How my communications degree helped me as a caregiver

Caregiver holding hands of an elder
Alexandra Sebben
Alexandra Sebben (MPC, Professional Communication ’16) is a Communications Coordinator for the Council of Canadian Academies, a nonprofit that supports independent, authoritative, and evidence-based expert assessments that inform public policy in Canada. She is the Executive Secretary for the IABC Ottawa Chapter Board of Directors.

As a young graduate I found myself, like many others, scared to take the leap into the job market. I didn’t feel like I was ready to leave school and decided to pursue a Master of Professional Communication to advance my education.
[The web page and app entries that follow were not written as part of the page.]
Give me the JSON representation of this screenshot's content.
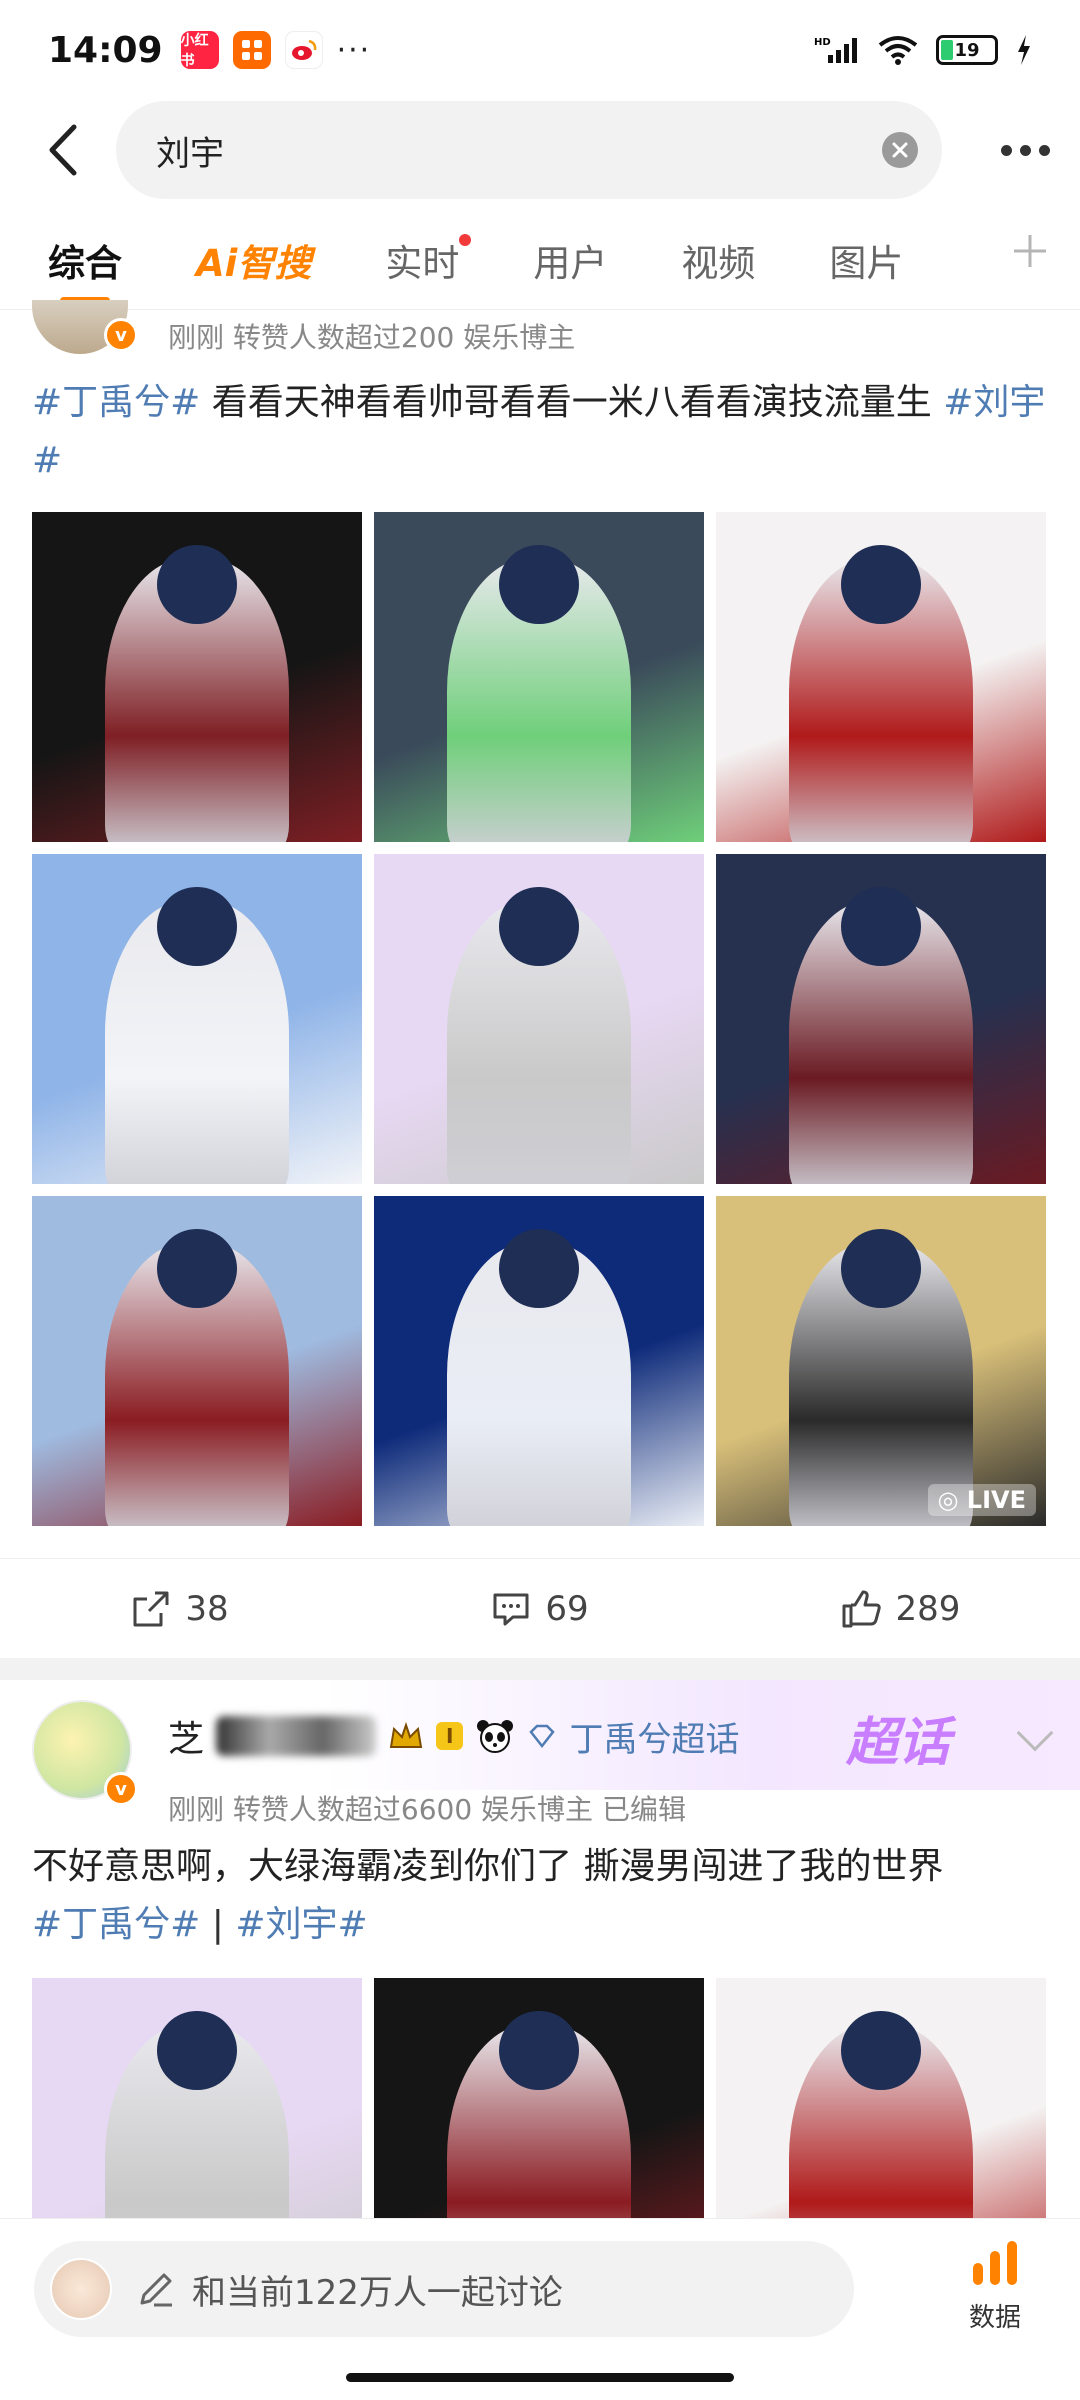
{
  "status_bar": {
    "time": "14:09",
    "battery": "19",
    "app_icons": [
      {
        "name": "xiaohongshu-app-icon",
        "label": "小红书",
        "color": "#ff2442"
      },
      {
        "name": "orange-app-icon",
        "label": "",
        "color": "#ff6a00"
      },
      {
        "name": "weibo-app-icon",
        "label": "",
        "color": "#e6162d"
      }
    ],
    "overflow": "···"
  },
  "search": {
    "query": "刘宇"
  },
  "tabs": [
    {
      "label": "综合",
      "active": true
    },
    {
      "label": "Ai智搜",
      "active": false
    },
    {
      "label": "实时",
      "active": false,
      "dot": true
    },
    {
      "label": "用户",
      "active": false
    },
    {
      "label": "视频",
      "active": false
    },
    {
      "label": "图片",
      "active": false
    }
  ],
  "post1": {
    "meta": "刚刚  转赞人数超过200   娱乐博主",
    "text_parts": [
      "#丁禹兮#",
      " 看看天神看看帅哥看看一米八看看演技流量生 ",
      "#刘宇#"
    ],
    "photo_colors": [
      [
        "#151515",
        "#7e1f24"
      ],
      [
        "#3a4a5a",
        "#6fcf7a"
      ],
      [
        "#f4f2f2",
        "#b01a1a"
      ],
      [
        "#8fb4e8",
        "#f2f4f8"
      ],
      [
        "#e7d8f3",
        "#c9c9c9"
      ],
      [
        "#26304f",
        "#6a1a22"
      ],
      [
        "#9fbbe0",
        "#8a1c22"
      ],
      [
        "#0e2b7a",
        "#e9edf5"
      ],
      [
        "#d9c07a",
        "#2a2a2a"
      ]
    ],
    "live_label": "◎ LIVE",
    "repost_count": "38",
    "comment_count": "69",
    "like_count": "289"
  },
  "post2": {
    "name_fragment": "芝",
    "level": "I",
    "topic": "丁禹兮超话",
    "chaohua_label": "超话",
    "meta": "刚刚  转赞人数超过6600   娱乐博主   已编辑",
    "text_line1": "不好意思啊，大绿海霸凌到你们了 撕漫男闯进了我的世界",
    "tags": [
      "#丁禹兮#",
      "#刘宇#"
    ],
    "tag_separator": " | ",
    "photo_colors": [
      [
        "#e7d8f3",
        "#c9c9c9"
      ],
      [
        "#151515",
        "#8a1c22"
      ],
      [
        "#f4f2f2",
        "#b01a1a"
      ]
    ]
  },
  "bottom": {
    "discuss_text": "和当前122万人一起讨论",
    "data_label": "数据"
  },
  "colors": {
    "accent": "#ff8200",
    "link": "#4f7cb3"
  }
}
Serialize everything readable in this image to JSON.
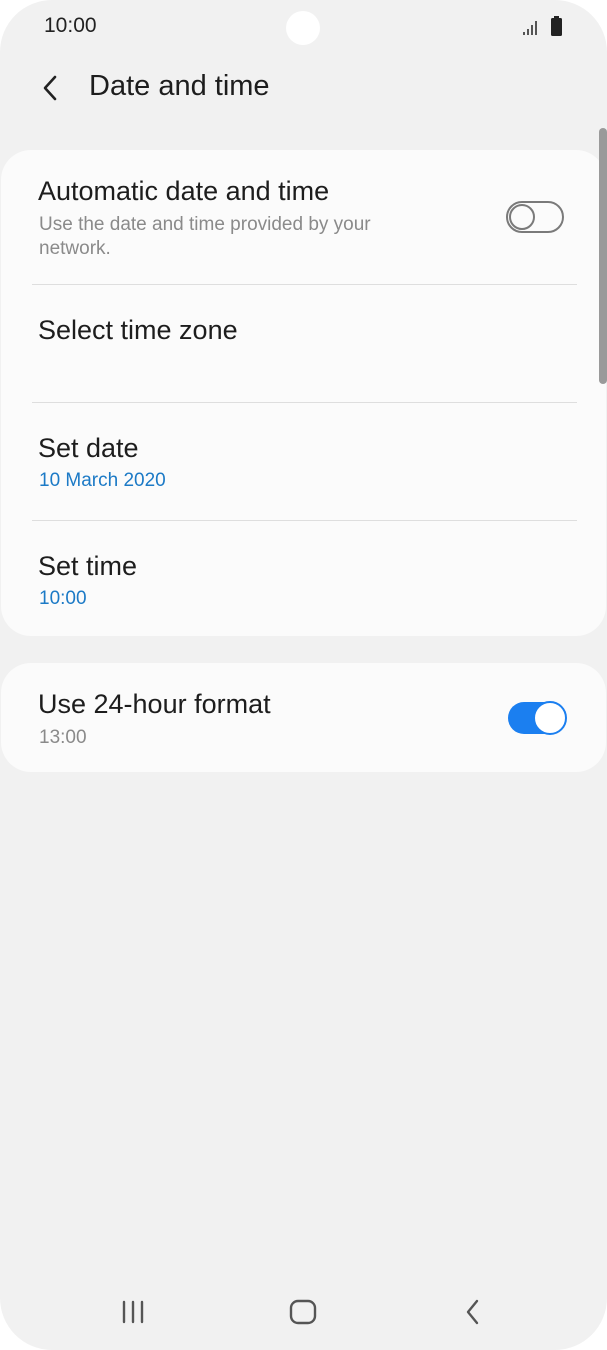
{
  "status_bar": {
    "time": "10:00",
    "icons": [
      "signal-icon",
      "battery-icon"
    ]
  },
  "app_bar": {
    "back_icon": "chevron-left-icon",
    "title": "Date and time"
  },
  "settings": {
    "automatic_date_time": {
      "title": "Automatic date and time",
      "description_line1": "Use the date and time provided by your",
      "description_line2": "network.",
      "enabled": false
    },
    "select_time_zone": {
      "title": "Select time zone"
    },
    "set_date": {
      "title": "Set date",
      "value": "10 March 2020"
    },
    "set_time": {
      "title": "Set time",
      "value": "10:00"
    },
    "use_24_hour_format": {
      "title": "Use 24-hour format",
      "example": "13:00",
      "enabled": true
    }
  },
  "nav_bar": {
    "buttons": [
      "recents-icon",
      "home-icon",
      "back-icon"
    ]
  },
  "colors": {
    "background": "#f1f1f1",
    "card": "#fbfbfb",
    "accent_blue": "#1b7ff0",
    "value_blue": "#1c7ac6",
    "secondary_text": "#8a8a8a",
    "primary_text": "#1d1d1d"
  }
}
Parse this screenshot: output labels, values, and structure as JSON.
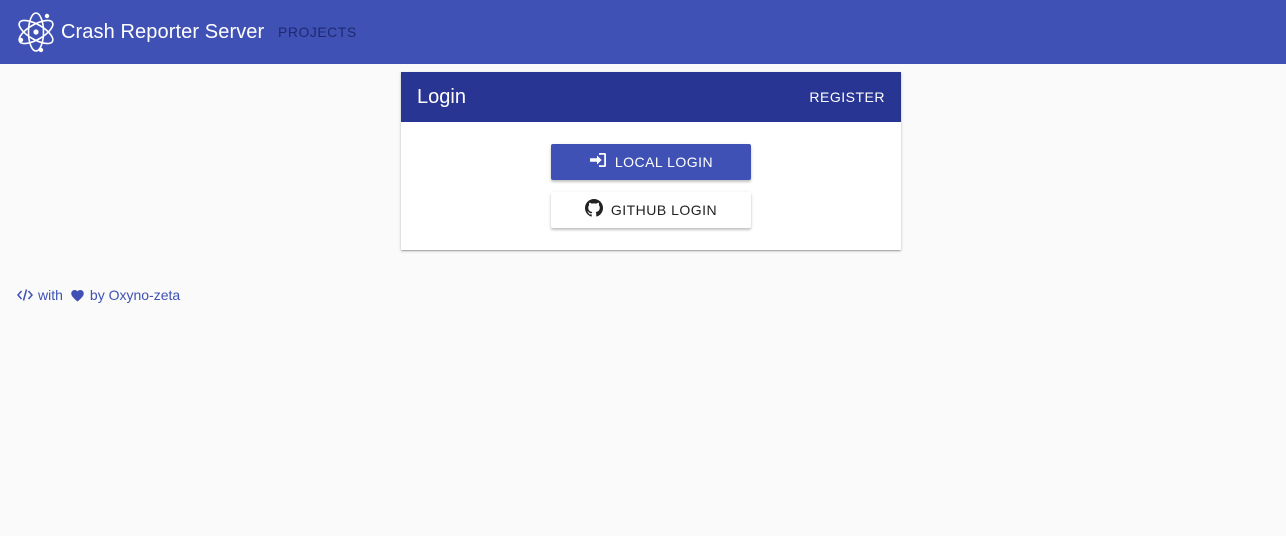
{
  "header": {
    "app_title": "Crash Reporter Server",
    "nav_projects": "PROJECTS",
    "logo_icon": "atom-logo-icon"
  },
  "login_card": {
    "title": "Login",
    "register_label": "REGISTER",
    "local_login_label": "LOCAL LOGIN",
    "local_login_icon": "sign-in-icon",
    "github_login_label": "GITHUB LOGIN",
    "github_login_icon": "github-icon"
  },
  "footer": {
    "code_icon": "code-icon",
    "with_text": "with",
    "heart_icon": "heart-icon",
    "by_text": "by Oxyno-zeta"
  },
  "colors": {
    "primary": "#3f51b5",
    "primary_dark": "#283593",
    "background": "#fafafa"
  }
}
To help save costs on living expenses during my studies and be closer to the campus I moved into my grandfather’s place, located a little west of Toronto.

Within a couple of months of me moving into his place and beginning my program, his doctor diagnosed him with chronic kidney disease. My mother, aunt, and I agreed to taking on the role as the primary caregivers to help keep him in his home for as long as possible.

It was very difficult for me as an adult in my early twenties to juggle my education and caregiver responsibilities, but I soon found that my communications degree was actually helping me care for my grandfather. Here’s what I learned.

Research

As a student I had access to the Ryerson library and academic journals. Most of the time I would use these resources for my major research paper but would sometimes find myself browsing peer-published reports and other articles that touched on the caregiving role of grandchildren. I learned a lot about how others who were in a similar position as myself were coping with caregiving stress and what they were doing to mitigate the feeling of being inadequate in the role and how to ensure they were creating positive experiences with their grandparent during the difficult time. Sometimes I even found research that I implemented at home, such as ways to acknowledge my grandfather’s emotions without feeling marginalized by listening, asking questions and being responsive. These discoveries helped me understand how communication can go beyond a conversation to engage people on multiple levels, many of which can be non-verbal.

Network

As a caregiver it can be hard to remember that you need to find time for yourself to relax and recharge. When you burnout you are not able to take care of yourself, let alone another person. I found that I was able to relax and recharge by periodically attending networking events with industry professionals, participating in workshops to sharpen my soft skills, and playing in the free Ryerson volleyball intramurals league. It was a reminder of my identity beyond my caregiving responsibilities and gave me a break from the stress. I also found someone in my cohort who was going through something similar and we would often talk about how we were feeling and how we could support one another.

In the Fall of 2016 I graduated from my Master’s program and continued my caregiver duties for my grandfather for another two years. It was difficult to balance my education and caregiver responsibilities, but I was able to find ways to use my degree to assist me in my personal life. This is something I encourage others to think about. What skills and resources can your degree help you with outside of your field?


Alexandra Sebben (MPC, Professional Communication ’16) is a Communications Coordinator for the Council of Canadian Academies, a nonprofit that supports independent, authoritative, and evidence-based expert assessments that inform public policy in Canada. She is the Executive Secretary for the IABC Ottawa Chapter Board of Directors.